The one, two, and three bedroom DVC Villas are all equipped with full kitchens, including a cooktop, oven, microwave oven, dishwasher, refrigerator, coffee maker, toaster, and a supply of dishes, silverware, pots & pans, and cooking utensils. The studio villas have a much smaller kitchenette equipped with a mini-fridge, microwave, toaster, coffeemaker, and a much smaller supply of mostly disposable utensils. With a little ingenuity and compromise, it’s certainly possible to make a quick breakfast or lunch in a studio and to cook substantial meals in the larger villas. I have a friend who spends every Christmas in a large villa and makes a full holiday dinner in the DVC kitchen. She brings a few supplemental tools, like a roasting pan, with her, but if you weren’t going for fancy, you could easily prepare typical family meals.
The more pressing issue if you want to cook in your villa is getting the food to cook.
DVC offers a food delivery service on the DVC website and on flyers left in the rooms. I can’t recommend using this service. The selection of items offered is extremely limited (the only vegetables available are white potatoes, single onions, and single tomatoes), focusing mostly on snacks and beverages. There is a $10 fee for delivering the items to your room, all of which are available to purchase in the main store of your resort. You could buy and carry your selections to your room yourself for no fee, or ask the bell services desk to help you transport a heavy purchase for a $5 tip or so. Also, buying through the DVC delivery service gives you no opportunity to apply annual pass or DVC member discounts, so the price for the items yourself will be higher as well.
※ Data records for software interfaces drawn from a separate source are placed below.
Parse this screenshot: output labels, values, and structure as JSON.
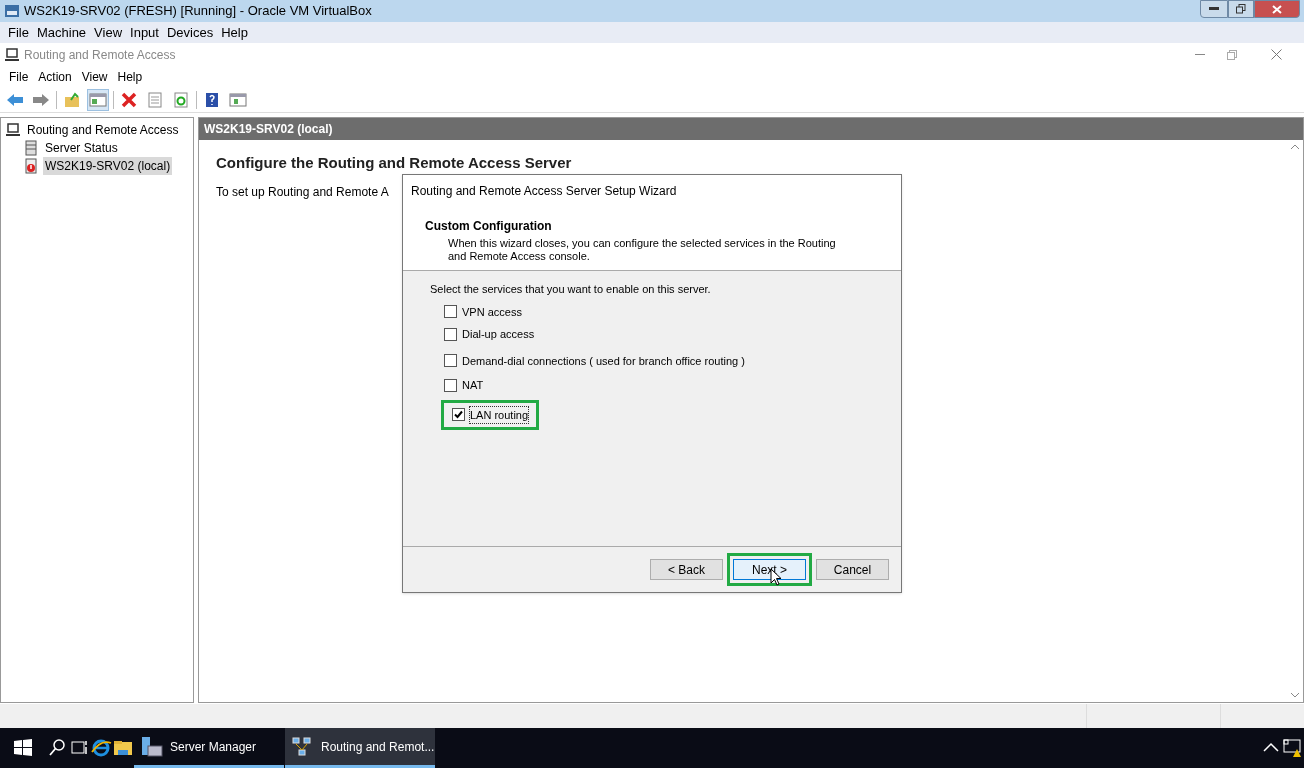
{
  "vm_window": {
    "title": "WS2K19-SRV02 (FRESH) [Running] - Oracle VM VirtualBox",
    "menu": [
      "File",
      "Machine",
      "View",
      "Input",
      "Devices",
      "Help"
    ]
  },
  "mmc": {
    "title": "Routing and Remote Access",
    "menu": [
      "File",
      "Action",
      "View",
      "Help"
    ]
  },
  "tree": [
    {
      "label": "Routing and Remote Access",
      "selected": false,
      "children": [
        {
          "label": "Server Status",
          "selected": false
        },
        {
          "label": "WS2K19-SRV02 (local)",
          "selected": true
        }
      ]
    }
  ],
  "pane": {
    "header": "WS2K19-SRV02 (local)",
    "heading": "Configure the Routing and Remote Access Server",
    "text": "To set up Routing and Remote A"
  },
  "wizard": {
    "title": "Routing and Remote Access Server Setup Wizard",
    "heading": "Custom Configuration",
    "description": "When this wizard closes, you can configure the selected services in the Routing and Remote Access console.",
    "prompt": "Select the services that you want to enable on this server.",
    "options": [
      {
        "label": "VPN access",
        "checked": false,
        "highlighted": false
      },
      {
        "label": "Dial-up access",
        "checked": false,
        "highlighted": false
      },
      {
        "label": "Demand-dial connections ( used for branch office routing )",
        "checked": false,
        "highlighted": false
      },
      {
        "label": "NAT",
        "checked": false,
        "highlighted": false
      },
      {
        "label": "LAN routing",
        "checked": true,
        "highlighted": true
      }
    ],
    "buttons": [
      {
        "label": "< Back",
        "highlighted": false
      },
      {
        "label": "Next >",
        "highlighted": true
      },
      {
        "label": "Cancel",
        "highlighted": false
      }
    ]
  },
  "taskbar": {
    "apps": [
      {
        "label": "Server Manager",
        "selected": false
      },
      {
        "label": "Routing and Remot...",
        "selected": true
      }
    ]
  }
}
A better food acquisition strategy is to visit a nearby grocery store yourself. This is easy if you have access to a car during your vacation, or if you’re willing to take a cab or Uber/Lyft to and from the grocery. If you’d rather not spend time shopping while you’re in WDW, try using a grocery delivery service such as Garden Grocer or Amazon Prime. Set up your order while you’re at home, and all you have to do in Florida is unpack the bags.
Take a look at our blog post comparing deliveries from Garden Grocer and Amazon Prime for tips on how to be cost efficient with your order.
Here’s where we tackle a frequently asked question or two about Disney Vacation Club.
Question: As a DVC Member, can I really use the pools at hotels other than the one I’m staying at?
Answer: Yes, with a lot of exceptions. Disney Vacation Club members who are staying at a DVC property, using points as their payment method are eligible to “hop” to some of the pools other than the ones at their own hotel, during some dates.
The blockout dates for 2019 have not yet been released, but expect them to be similar to the 2018 dates which were:
- Memorial Day weekend
- The full week that includes July 4
- Labor Day weekend
- The full week that includes American Thanksgiving
- The two-week period including Christmas week and New Years week.
In addition the blockout periods, some DVC pools are entirely off limits for hopping. Unless you’re staying at the property, you may never hop to:
- Bay Cove Pool at Bay Lake Tower at Disney’s Contemporary Resort
- Uzima Pool and Samawati Springs Pool at Disney’s Animal Kingdom Lodge
- Stormalong Bay at Disney’s Yacht Club Resort and Disney’s Beach Club Resorts
- The leisure pool at Disney’s Beach Club Villas
- The Lava Pool and leisure pool at Disney’s Polynesian Village Resort
- The Copper Creek Springs Pool at Disney’s Wilderness Lodge
- The pools at Disney’s Art of Animation Resort
- Boulder Ridge Cove Pool at Disney’s Wilderness Lodge
These restrictions obviously take a number of the most appealing pools out of play for prospective pool hoppers. The bright spots are that you may hop to the pools at the Grand Floridian and that pool hopping is not restricted to owners purchasing directly through Disney. Resale buyers may also hop, within the rules applying to everyone.
That does it for this month’s wrap-up. Got any DVC questions? Comments? Let us know below.